A student who admitted posting racially offensive comments on Twitter about footballer Fabrice Muamba has been jailed for 56 days.
Swansea University student Liam Stacey, 21, from Pontypridd, admitted inciting racial hatred over remarks about the Bolton Wanderers player, who collapsed during a FA Cup tie at Tottenham.
A district judge in Swansea called the comments “vile and abhorrent”.
Muamba, 23, who suffered a cardiac arrest, is still in intensive care.
Sentencing Stacey at Swansea Magistrates’ Court, District Judge John Charles told him: “In my view, there is no alternative to an immediate prison sentence.
“It was not the football world who was praying for [Muamba]…. everybody was praying for his life.”
Stacey broke down in tears as he was led away to begin his jail term. As he passed the public gallery, he was briefly embraced by friends and his parents.
A second year biology student at Swansea, Stacey was arrested after his comments on the social networking site were reported by other users.
A number of people challenged Stacey on Twitter following his first comment, and he responded with a number of offensive posts aimed at other Twitter users.
Last week the court heard how Stacey posted the offensive comments shortly after the former England Under-21 star collapsed during the FA Cup quarter-final at White Hart Lane on 17 March.

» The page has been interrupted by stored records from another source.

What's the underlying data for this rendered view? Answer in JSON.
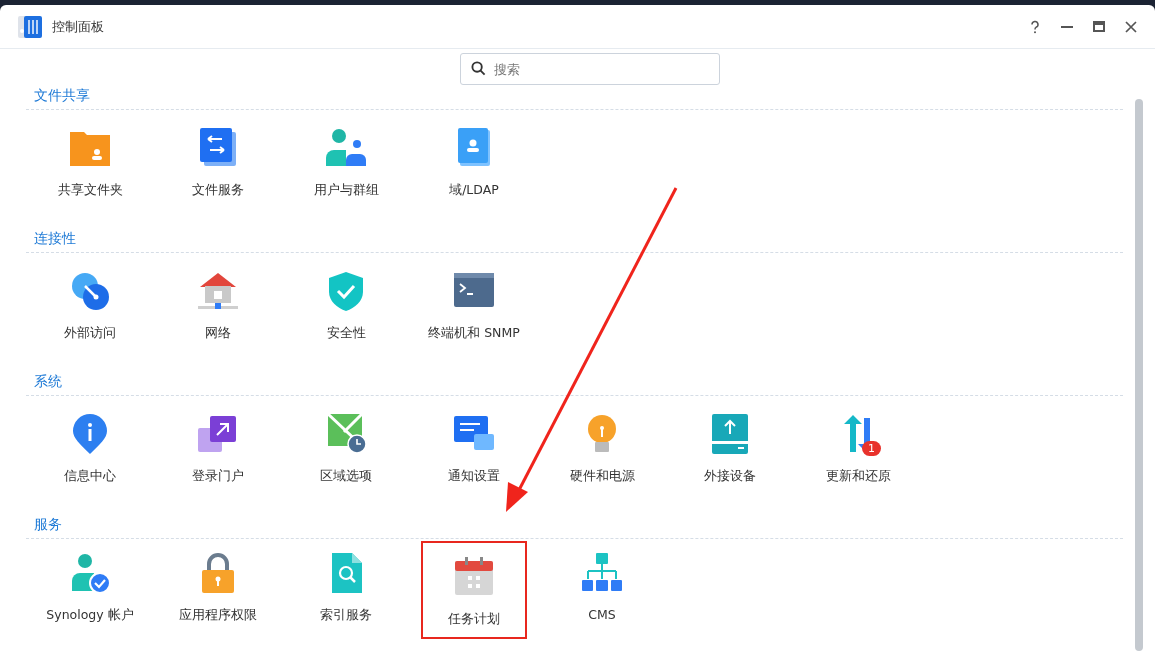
{
  "window": {
    "title": "控制面板"
  },
  "search": {
    "placeholder": "搜索"
  },
  "sections": [
    {
      "title": "文件共享",
      "items": [
        {
          "label": "共享文件夹",
          "highlighted": false
        },
        {
          "label": "文件服务",
          "highlighted": false
        },
        {
          "label": "用户与群组",
          "highlighted": false
        },
        {
          "label": "域/LDAP",
          "highlighted": false
        }
      ]
    },
    {
      "title": "连接性",
      "items": [
        {
          "label": "外部访问",
          "highlighted": false
        },
        {
          "label": "网络",
          "highlighted": false
        },
        {
          "label": "安全性",
          "highlighted": false
        },
        {
          "label": "终端机和 SNMP",
          "highlighted": false
        }
      ]
    },
    {
      "title": "系统",
      "items": [
        {
          "label": "信息中心",
          "highlighted": false
        },
        {
          "label": "登录门户",
          "highlighted": false
        },
        {
          "label": "区域选项",
          "highlighted": false
        },
        {
          "label": "通知设置",
          "highlighted": false
        },
        {
          "label": "硬件和电源",
          "highlighted": false
        },
        {
          "label": "外接设备",
          "highlighted": false
        },
        {
          "label": "更新和还原",
          "highlighted": false,
          "badge": "1"
        }
      ]
    },
    {
      "title": "服务",
      "items": [
        {
          "label": "Synology 帐户",
          "highlighted": false
        },
        {
          "label": "应用程序权限",
          "highlighted": false
        },
        {
          "label": "索引服务",
          "highlighted": false
        },
        {
          "label": "任务计划",
          "highlighted": true
        },
        {
          "label": "CMS",
          "highlighted": false
        }
      ]
    }
  ]
}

Magistrates were told police forces across Britain received complaints following the comments.
Stacey tried to “distance himself” from the tweets by claiming his account had been hacked, the court was told.
He later tried to delete his page but was arrested the following day at his student house in Swansea.
When interviewed by police, Stacey said he had been drinking since lunchtime on Saturday and was drunk when he made the comments.
Stacey was initially released on bail pending sentence and was ordered not to use Twitter and other social networking sites.
Jim Brisbane, chief crown prosecutor for CPS Cymru-Wales, said: “Racist language is inappropriate in any setting and through any media.
“We hope this case will serve as a warning to anyone who may think that comments made online are somehow beyond the law.”
A Swansea University spokesperson said: “The student remains suspended from the university pending the conclusion of our disciplinary proceedings.”
Stacey has also been de-registered as a player with Treorchy rugby club, where he has turned out for the second team on occasions.
More people are likely to be prosecuted for making racist comments on Twitter, says media law expert Prof Duncan Bloy
Club chairman Andrew Jones said: “We haven’t met as a committee yet but we recognise the need to respond at the earliest possible opportunity and we’ve taken the decision to de-register him as a player at Treorchy Rugby Football Club as of today.”
He added: “Like other members of the public, we as a club in no way support the comments made and the last thing we would want would be to associate ourselves with them.
“I sincerely hope he takes time to reflect on his actions.”
From BBC News